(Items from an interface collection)
┄┄┄┄┄┄
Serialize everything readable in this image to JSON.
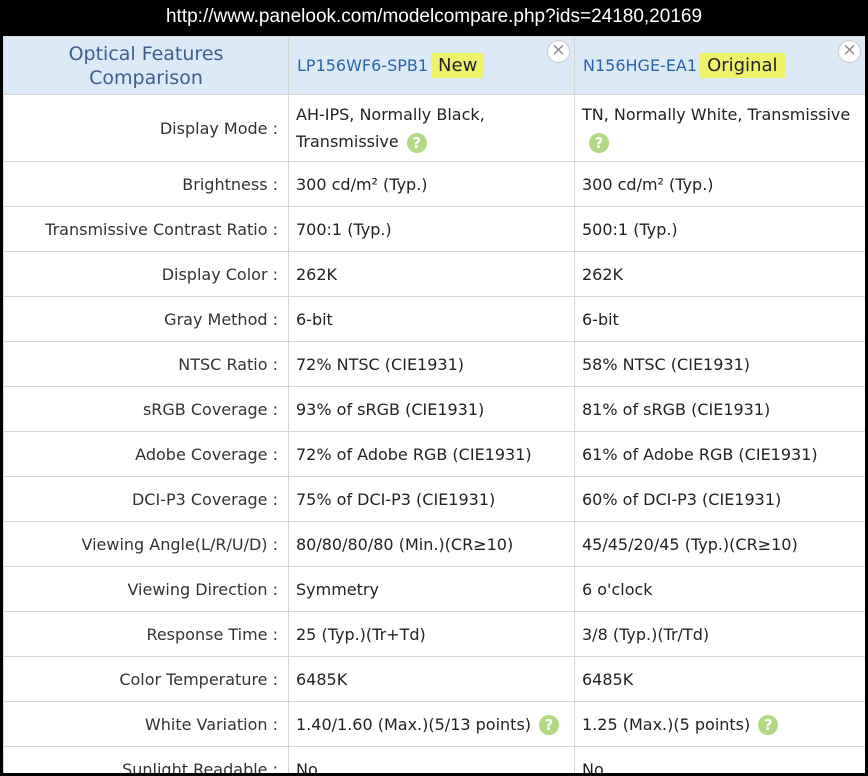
{
  "url": "http://www.panelook.com/modelcompare.php?ids=24180,20169",
  "header": {
    "title_line1": "Optical Features",
    "title_line2": "Comparison",
    "models": [
      {
        "name": "LP156WF6-SPB1",
        "badge": "New",
        "close": "×"
      },
      {
        "name": "N156HGE-EA1",
        "badge": "Original",
        "close": "×"
      }
    ]
  },
  "help_glyph": "?",
  "rows": [
    {
      "label": "Display Mode :",
      "v1a": "AH-IPS, Normally Black,",
      "v1b": "Transmissive",
      "v2": "TN, Normally White, Transmissive"
    },
    {
      "label": "Brightness :",
      "v1": "300 cd/m² (Typ.)",
      "v2": "300 cd/m² (Typ.)"
    },
    {
      "label": "Transmissive Contrast Ratio :",
      "v1": "700:1 (Typ.)",
      "v2": "500:1 (Typ.)"
    },
    {
      "label": "Display Color :",
      "v1": "262K",
      "v2": "262K"
    },
    {
      "label": "Gray Method :",
      "v1": "6-bit",
      "v2": "6-bit"
    },
    {
      "label": "NTSC Ratio :",
      "v1": "72% NTSC (CIE1931)",
      "v2": "58% NTSC (CIE1931)"
    },
    {
      "label": "sRGB Coverage :",
      "v1": "93% of sRGB (CIE1931)",
      "v2": "81% of sRGB (CIE1931)"
    },
    {
      "label": "Adobe Coverage :",
      "v1": "72% of Adobe RGB (CIE1931)",
      "v2": "61% of Adobe RGB (CIE1931)"
    },
    {
      "label": "DCI-P3 Coverage :",
      "v1": "75% of DCI-P3 (CIE1931)",
      "v2": "60% of DCI-P3 (CIE1931)"
    },
    {
      "label": "Viewing Angle(L/R/U/D) :",
      "v1": "80/80/80/80 (Min.)(CR≥10)",
      "v2": "45/45/20/45 (Typ.)(CR≥10)"
    },
    {
      "label": "Viewing Direction :",
      "v1": "Symmetry",
      "v2": "6 o'clock"
    },
    {
      "label": "Response Time :",
      "v1": "25 (Typ.)(Tr+Td)",
      "v2": "3/8 (Typ.)(Tr/Td)"
    },
    {
      "label": "Color Temperature :",
      "v1": "6485K",
      "v2": "6485K"
    },
    {
      "label": "White Variation :",
      "v1": "1.40/1.60 (Max.)(5/13 points)",
      "v2": "1.25 (Max.)(5 points)"
    },
    {
      "label": "Sunlight Readable :",
      "v1": "No",
      "v2": "No"
    }
  ],
  "colors": {
    "header_bg": "#dce9f6",
    "model_link": "#2a64ad",
    "badge_bg": "#eef36a",
    "help_icon": "#b3d982"
  }
}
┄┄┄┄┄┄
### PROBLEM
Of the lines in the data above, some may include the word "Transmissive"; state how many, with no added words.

### SOLUTION TO THIS PROBLEM
3